(St. Patricks and Precious Blood students toasting the drafting of the constitution)
Although we always knew we would be incorporating and implementing rules and procedures for running a library, on behalf of both the students and school administration, this element of our model did not begin to manifest as a type of constitution until August when the Precious Blood girls came to Iten to do library training with the St. Patricks boys.
(St. Patricks students signing the original draft of the Library Constituion. It has since been modified)
It was at Iten in August, when discussing their rights to education and access to information, but also their obligations as students and citizens to uphold certain obligations, that the idea of a constitution came about. Since then, the Library Constitution, as a document, has been edited and enhanced, under the guidance of Rita Field-Marsham, CEO of Field-Marsham Foundation, and lawyer by training.
(Rita showing Precious Blood students the complete Library Constitution)
Thus, the Library Constitution was an important component of our Library Opening for St. Patricks and Precious Blood held in November. The impact and sustainability of our library program rests in part on the adoption and enforcement of this document, which outlines expectations, rights, rules, governance, and care of the library, both on behalf of the students and the school staff.
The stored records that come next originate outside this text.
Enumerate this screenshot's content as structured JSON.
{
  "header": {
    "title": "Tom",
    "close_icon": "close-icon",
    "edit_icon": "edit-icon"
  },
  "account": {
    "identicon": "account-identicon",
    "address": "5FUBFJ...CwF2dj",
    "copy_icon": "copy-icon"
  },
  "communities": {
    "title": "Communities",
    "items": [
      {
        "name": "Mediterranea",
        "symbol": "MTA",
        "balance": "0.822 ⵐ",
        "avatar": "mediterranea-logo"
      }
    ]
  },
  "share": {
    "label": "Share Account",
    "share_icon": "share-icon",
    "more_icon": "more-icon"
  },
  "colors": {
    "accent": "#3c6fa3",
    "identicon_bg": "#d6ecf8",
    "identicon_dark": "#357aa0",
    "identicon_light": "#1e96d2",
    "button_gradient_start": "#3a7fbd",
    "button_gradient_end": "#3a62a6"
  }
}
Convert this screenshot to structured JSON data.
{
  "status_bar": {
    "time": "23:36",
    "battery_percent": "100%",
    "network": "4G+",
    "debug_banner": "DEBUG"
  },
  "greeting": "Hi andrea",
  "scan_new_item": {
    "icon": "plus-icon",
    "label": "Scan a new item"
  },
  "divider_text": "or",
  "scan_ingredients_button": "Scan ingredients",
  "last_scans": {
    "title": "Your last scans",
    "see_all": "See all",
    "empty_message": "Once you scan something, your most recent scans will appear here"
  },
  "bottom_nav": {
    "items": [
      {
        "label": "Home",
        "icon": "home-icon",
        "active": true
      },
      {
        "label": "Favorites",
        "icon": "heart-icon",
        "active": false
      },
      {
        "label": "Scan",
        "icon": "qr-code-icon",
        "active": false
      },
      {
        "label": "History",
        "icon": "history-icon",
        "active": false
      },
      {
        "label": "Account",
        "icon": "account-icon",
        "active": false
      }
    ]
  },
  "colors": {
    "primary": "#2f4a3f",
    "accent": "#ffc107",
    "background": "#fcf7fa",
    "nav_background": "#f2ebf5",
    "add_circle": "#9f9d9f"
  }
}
Photos below show the students at both the St. Patricks and Precious Blood libraries reading and discussing the new Library Constitution.